Directions:
Using the listing below, return every line that includes "Library".

Record extracts:
== Segment start ==
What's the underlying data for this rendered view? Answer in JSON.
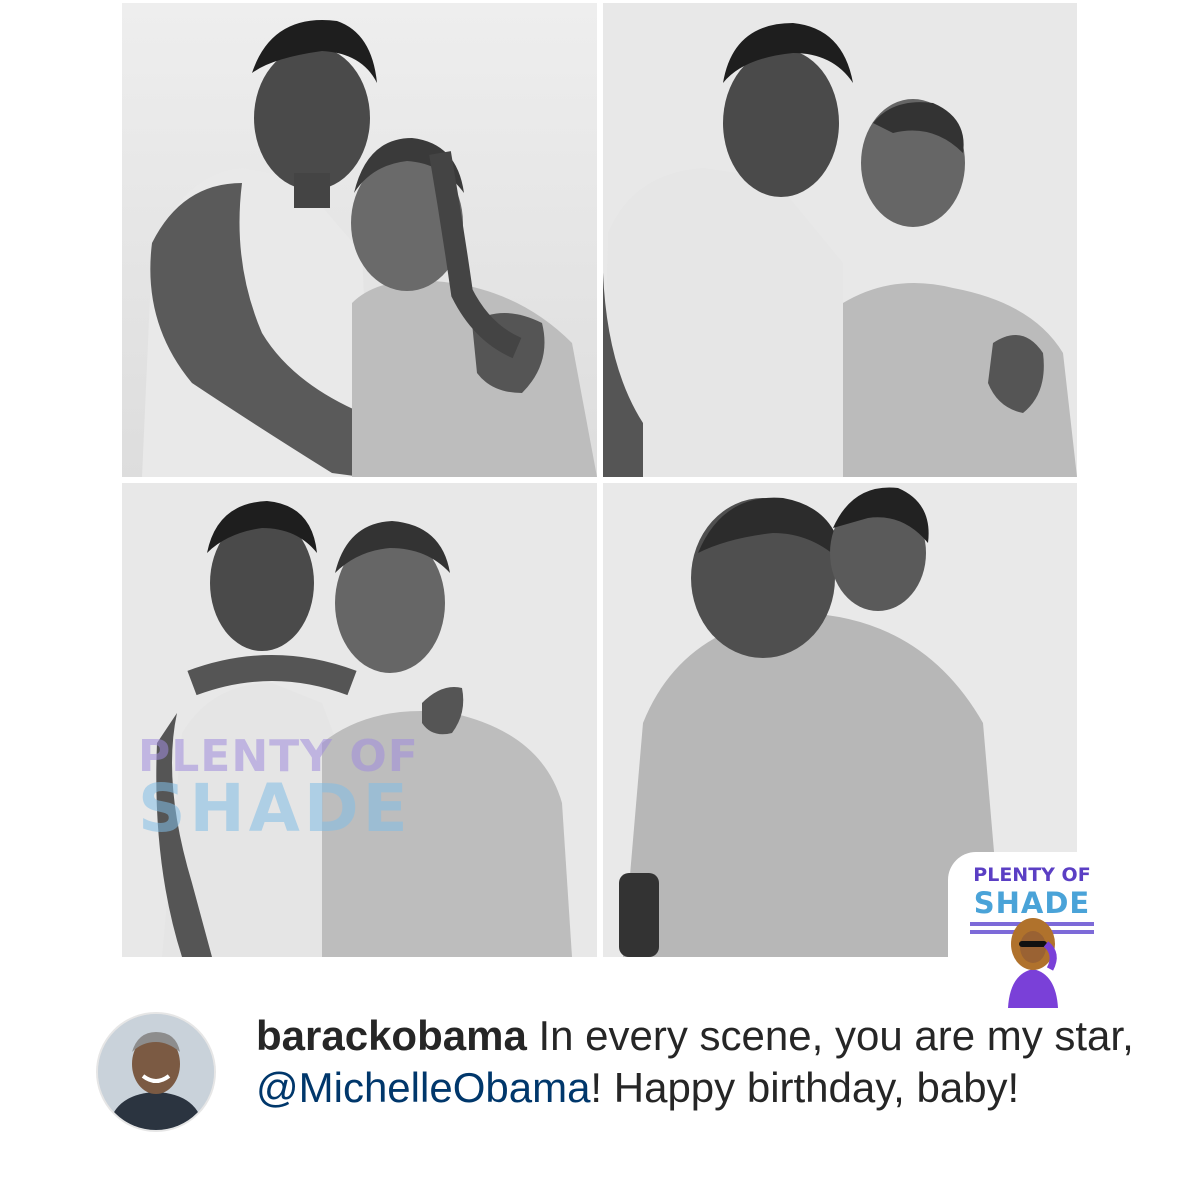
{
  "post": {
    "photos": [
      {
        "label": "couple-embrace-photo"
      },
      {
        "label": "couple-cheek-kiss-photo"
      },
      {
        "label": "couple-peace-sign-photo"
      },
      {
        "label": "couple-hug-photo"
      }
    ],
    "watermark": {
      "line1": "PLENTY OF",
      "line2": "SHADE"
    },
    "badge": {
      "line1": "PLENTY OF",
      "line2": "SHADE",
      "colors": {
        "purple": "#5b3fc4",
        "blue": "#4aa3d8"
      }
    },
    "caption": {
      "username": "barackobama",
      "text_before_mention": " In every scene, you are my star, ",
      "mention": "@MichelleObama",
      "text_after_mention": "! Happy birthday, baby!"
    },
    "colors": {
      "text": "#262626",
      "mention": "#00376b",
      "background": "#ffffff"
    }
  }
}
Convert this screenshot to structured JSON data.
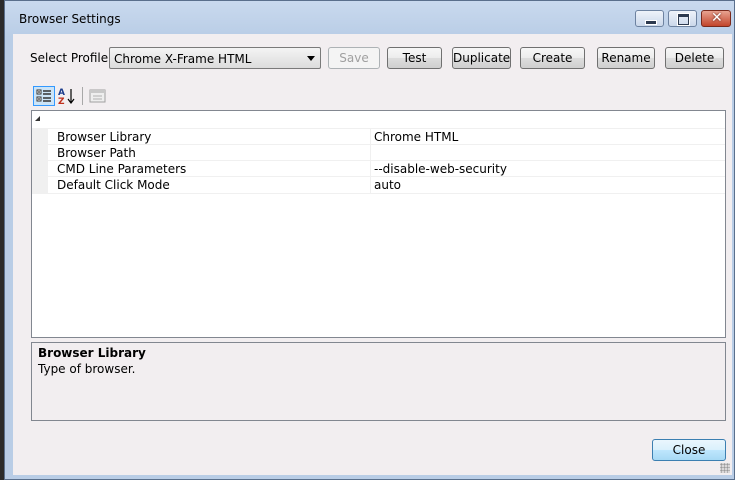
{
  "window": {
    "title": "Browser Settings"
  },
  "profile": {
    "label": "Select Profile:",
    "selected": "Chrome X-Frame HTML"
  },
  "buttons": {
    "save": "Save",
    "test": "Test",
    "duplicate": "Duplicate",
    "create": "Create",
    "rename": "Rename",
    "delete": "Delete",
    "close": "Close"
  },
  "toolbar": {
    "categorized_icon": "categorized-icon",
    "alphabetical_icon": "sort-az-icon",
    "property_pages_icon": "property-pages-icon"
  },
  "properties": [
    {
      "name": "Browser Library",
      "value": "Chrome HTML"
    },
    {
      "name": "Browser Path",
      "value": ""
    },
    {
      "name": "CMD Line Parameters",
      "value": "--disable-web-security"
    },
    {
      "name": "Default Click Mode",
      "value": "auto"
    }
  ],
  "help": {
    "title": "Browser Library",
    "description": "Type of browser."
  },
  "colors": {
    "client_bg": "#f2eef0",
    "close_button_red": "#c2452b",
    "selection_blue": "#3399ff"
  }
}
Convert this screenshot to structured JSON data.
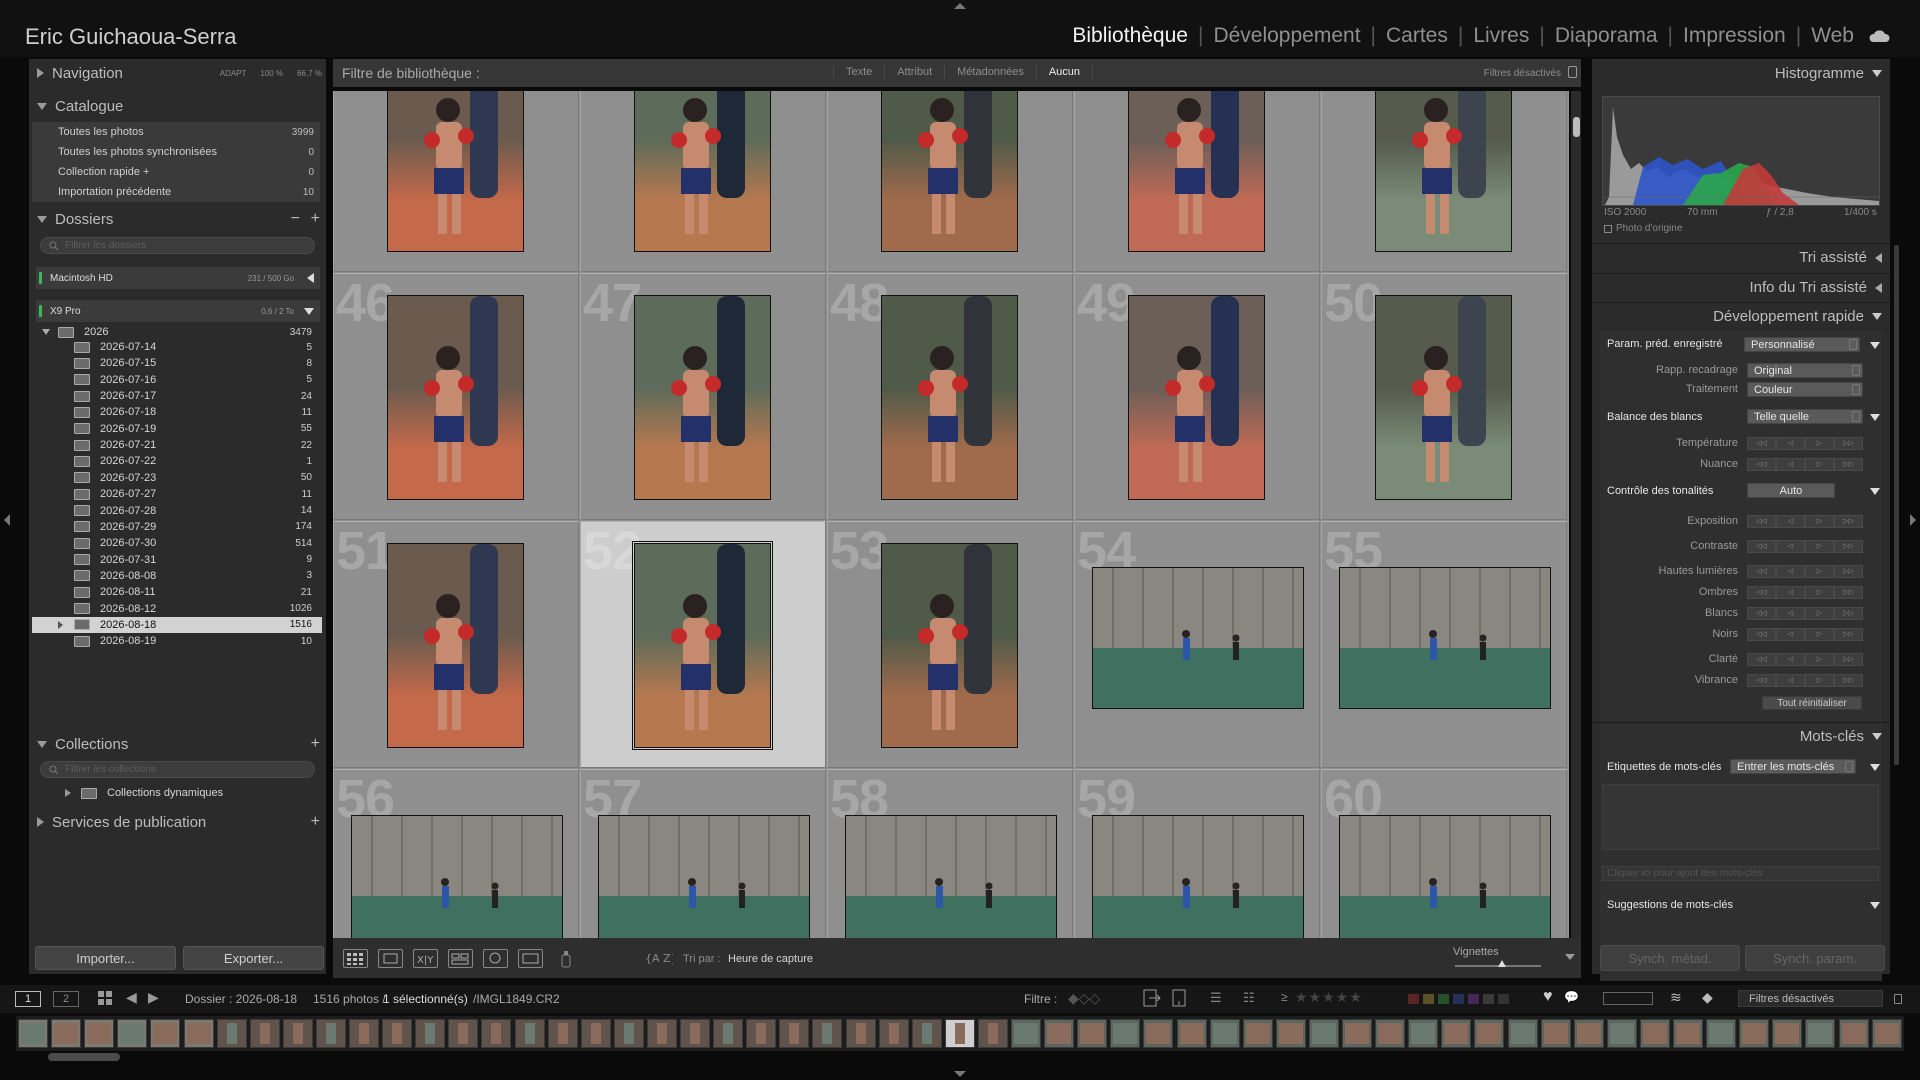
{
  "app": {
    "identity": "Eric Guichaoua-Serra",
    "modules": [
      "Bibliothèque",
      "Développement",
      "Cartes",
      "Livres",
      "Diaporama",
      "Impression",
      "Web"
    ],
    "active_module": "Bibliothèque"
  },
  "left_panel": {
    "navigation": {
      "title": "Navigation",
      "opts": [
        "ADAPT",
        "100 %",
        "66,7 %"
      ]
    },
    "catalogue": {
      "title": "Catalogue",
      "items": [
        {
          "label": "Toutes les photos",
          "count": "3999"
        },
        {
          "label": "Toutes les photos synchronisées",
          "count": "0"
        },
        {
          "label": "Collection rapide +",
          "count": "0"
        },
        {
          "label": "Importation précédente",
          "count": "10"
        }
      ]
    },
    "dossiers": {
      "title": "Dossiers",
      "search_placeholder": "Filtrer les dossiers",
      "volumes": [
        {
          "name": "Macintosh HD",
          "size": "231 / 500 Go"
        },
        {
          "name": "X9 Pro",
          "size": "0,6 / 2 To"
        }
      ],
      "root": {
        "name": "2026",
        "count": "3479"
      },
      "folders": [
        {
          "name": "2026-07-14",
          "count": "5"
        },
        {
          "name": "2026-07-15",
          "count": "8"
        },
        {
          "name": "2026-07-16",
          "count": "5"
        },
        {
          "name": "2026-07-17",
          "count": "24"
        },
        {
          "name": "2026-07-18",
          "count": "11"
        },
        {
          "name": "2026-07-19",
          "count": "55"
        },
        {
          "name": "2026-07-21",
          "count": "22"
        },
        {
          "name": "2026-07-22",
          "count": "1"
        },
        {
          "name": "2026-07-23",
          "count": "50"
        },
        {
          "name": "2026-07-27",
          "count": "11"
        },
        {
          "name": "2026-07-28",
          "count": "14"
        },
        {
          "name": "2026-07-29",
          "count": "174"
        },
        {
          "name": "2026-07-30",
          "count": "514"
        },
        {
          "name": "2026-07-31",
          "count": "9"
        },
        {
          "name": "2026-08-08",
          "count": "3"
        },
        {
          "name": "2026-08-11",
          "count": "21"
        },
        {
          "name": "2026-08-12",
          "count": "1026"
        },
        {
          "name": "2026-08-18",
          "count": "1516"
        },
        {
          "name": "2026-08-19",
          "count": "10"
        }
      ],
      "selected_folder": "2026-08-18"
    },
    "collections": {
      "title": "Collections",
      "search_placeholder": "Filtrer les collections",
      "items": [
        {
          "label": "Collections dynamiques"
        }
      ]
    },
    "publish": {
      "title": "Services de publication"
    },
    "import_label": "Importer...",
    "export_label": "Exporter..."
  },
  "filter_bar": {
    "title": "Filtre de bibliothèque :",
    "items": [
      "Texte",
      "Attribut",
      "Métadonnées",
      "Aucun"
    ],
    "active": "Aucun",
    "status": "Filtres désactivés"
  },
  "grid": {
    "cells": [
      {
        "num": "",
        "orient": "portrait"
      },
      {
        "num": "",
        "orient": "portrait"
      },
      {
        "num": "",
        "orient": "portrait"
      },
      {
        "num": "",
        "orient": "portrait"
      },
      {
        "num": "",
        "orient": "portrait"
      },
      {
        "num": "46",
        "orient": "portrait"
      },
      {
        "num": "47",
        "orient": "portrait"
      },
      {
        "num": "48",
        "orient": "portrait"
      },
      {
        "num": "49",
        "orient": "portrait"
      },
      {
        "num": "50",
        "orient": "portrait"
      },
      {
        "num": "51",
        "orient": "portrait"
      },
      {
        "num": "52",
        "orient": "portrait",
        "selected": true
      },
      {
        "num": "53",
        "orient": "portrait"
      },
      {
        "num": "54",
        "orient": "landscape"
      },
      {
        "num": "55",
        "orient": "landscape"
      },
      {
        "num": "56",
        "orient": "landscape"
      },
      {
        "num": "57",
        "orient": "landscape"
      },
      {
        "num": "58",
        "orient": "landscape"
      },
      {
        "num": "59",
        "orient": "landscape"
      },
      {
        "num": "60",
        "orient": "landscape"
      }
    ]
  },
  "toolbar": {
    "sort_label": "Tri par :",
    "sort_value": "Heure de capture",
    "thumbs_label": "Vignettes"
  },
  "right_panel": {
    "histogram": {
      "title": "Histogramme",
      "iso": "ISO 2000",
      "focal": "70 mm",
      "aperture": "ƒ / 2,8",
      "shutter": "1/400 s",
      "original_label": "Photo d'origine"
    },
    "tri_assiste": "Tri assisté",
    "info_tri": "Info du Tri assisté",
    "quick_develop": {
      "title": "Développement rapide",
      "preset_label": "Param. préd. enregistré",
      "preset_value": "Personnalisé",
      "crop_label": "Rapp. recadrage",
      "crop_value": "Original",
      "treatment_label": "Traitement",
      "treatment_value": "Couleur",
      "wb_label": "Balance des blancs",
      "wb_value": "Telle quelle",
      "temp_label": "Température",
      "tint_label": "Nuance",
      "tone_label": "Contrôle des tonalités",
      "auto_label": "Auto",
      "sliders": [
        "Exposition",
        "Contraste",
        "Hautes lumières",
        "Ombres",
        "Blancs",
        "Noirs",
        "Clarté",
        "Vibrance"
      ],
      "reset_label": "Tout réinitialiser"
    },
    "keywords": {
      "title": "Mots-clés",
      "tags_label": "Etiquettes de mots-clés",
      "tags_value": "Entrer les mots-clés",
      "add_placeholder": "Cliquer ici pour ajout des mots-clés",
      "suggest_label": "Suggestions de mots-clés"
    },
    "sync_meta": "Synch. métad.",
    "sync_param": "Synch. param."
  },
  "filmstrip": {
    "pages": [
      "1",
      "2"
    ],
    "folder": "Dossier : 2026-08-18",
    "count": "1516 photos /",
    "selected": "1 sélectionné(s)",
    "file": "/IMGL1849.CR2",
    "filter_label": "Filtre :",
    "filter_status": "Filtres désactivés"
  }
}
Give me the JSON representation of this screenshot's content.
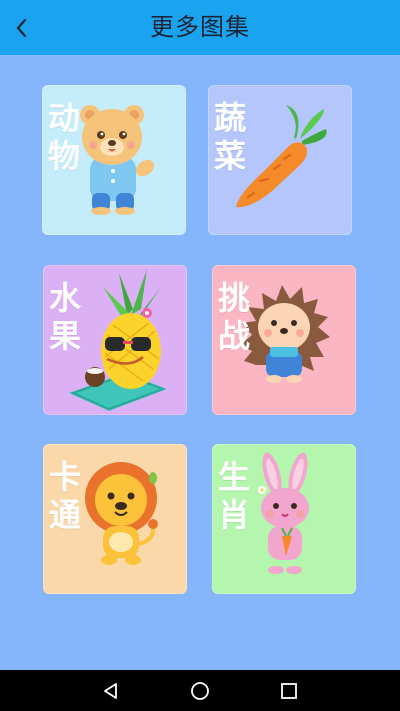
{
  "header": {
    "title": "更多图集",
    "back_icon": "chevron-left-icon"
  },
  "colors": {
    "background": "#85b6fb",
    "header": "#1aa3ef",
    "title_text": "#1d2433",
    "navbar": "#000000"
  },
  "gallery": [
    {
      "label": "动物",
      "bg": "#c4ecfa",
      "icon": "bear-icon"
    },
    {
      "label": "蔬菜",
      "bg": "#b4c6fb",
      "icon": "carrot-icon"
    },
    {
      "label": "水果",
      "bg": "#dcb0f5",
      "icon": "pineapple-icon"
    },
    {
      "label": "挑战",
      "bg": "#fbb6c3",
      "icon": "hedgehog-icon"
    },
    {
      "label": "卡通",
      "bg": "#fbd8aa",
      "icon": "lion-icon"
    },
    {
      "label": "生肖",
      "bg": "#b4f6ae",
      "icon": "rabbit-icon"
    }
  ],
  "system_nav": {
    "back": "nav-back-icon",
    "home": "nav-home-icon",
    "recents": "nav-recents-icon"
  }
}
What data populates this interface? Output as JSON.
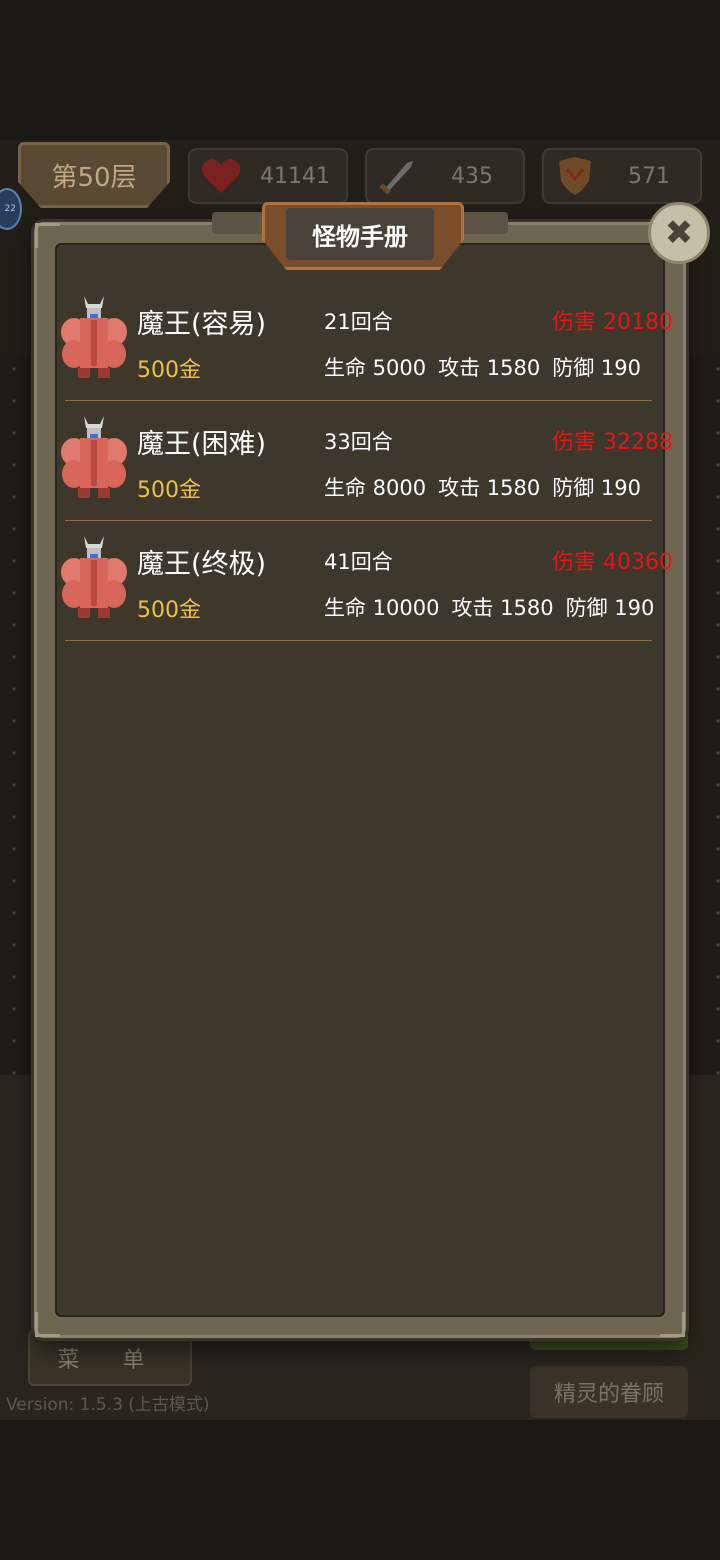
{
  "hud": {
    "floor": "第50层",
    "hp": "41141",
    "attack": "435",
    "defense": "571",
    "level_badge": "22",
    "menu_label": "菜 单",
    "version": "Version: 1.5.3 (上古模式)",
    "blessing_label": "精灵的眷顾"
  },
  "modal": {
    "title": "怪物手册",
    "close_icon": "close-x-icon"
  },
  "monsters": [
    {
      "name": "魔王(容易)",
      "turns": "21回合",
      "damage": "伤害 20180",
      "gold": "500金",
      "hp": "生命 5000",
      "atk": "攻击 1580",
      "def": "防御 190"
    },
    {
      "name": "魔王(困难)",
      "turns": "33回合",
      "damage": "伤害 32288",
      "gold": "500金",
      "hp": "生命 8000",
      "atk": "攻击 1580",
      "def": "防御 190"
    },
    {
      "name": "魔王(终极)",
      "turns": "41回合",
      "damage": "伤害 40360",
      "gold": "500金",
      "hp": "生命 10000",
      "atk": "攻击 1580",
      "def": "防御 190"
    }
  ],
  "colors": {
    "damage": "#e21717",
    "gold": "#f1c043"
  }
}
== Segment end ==
Output:
      "name": "Browser Library",
    "title": "Browser Library",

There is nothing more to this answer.